• [PROBLEM DETAILS]: Search the listing for the string "title". Copy every line that has it.

• [MATERIAL TO PROCESS]:
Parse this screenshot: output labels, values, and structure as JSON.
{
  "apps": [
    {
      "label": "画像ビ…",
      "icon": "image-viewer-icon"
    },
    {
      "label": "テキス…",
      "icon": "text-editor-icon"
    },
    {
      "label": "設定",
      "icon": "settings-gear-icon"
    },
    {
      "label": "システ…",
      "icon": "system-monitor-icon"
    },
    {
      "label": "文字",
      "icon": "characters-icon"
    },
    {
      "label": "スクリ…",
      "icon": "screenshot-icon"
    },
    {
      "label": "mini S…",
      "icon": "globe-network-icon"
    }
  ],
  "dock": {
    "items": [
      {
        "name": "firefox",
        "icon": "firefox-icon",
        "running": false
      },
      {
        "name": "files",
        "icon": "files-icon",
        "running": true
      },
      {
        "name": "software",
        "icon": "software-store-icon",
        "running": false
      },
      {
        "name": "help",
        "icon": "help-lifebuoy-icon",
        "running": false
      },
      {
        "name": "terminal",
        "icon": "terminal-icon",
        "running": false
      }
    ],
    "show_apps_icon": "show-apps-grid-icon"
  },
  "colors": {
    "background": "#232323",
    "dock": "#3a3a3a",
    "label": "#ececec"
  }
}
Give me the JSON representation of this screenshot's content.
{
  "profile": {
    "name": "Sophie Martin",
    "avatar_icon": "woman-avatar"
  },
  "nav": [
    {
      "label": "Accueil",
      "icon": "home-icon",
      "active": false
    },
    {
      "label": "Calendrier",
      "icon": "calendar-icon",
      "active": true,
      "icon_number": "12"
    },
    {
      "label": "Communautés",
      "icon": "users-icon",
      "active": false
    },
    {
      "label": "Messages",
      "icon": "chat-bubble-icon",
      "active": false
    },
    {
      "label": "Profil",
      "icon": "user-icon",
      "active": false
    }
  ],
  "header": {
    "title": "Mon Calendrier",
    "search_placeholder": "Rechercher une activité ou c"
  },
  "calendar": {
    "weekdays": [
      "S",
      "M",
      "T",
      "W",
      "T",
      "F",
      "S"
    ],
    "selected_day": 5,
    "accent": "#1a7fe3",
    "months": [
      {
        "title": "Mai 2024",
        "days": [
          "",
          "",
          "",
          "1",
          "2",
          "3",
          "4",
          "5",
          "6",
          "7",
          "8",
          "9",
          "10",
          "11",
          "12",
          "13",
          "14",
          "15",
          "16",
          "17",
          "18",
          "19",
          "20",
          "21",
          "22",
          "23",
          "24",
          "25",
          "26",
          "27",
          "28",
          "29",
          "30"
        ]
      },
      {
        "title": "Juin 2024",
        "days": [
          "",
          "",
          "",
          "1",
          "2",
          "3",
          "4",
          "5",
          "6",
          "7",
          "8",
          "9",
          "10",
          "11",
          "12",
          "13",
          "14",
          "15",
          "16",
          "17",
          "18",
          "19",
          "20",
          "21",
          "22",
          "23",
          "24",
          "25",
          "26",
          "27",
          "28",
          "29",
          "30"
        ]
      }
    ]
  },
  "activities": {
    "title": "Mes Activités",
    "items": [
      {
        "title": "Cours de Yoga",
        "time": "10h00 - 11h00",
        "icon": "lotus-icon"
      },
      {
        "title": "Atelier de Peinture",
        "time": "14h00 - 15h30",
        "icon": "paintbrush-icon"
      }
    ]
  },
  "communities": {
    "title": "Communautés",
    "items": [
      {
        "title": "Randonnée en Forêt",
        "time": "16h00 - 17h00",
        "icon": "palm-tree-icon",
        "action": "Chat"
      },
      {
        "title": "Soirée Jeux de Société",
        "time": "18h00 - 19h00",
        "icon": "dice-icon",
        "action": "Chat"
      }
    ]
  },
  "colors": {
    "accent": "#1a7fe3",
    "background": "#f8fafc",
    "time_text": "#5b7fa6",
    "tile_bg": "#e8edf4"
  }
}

• [ANSWER BOX]:
    "title": "Mon Calendrier",
        "title": "Mai 2024",
        "title": "Juin 2024",
    "title": "Mes Activités",
        "title": "Cours de Yoga",
        "title": "Atelier de Peinture",
    "title": "Communautés",
        "title": "Randonnée en Forêt",
        "title": "Soirée Jeux de Société",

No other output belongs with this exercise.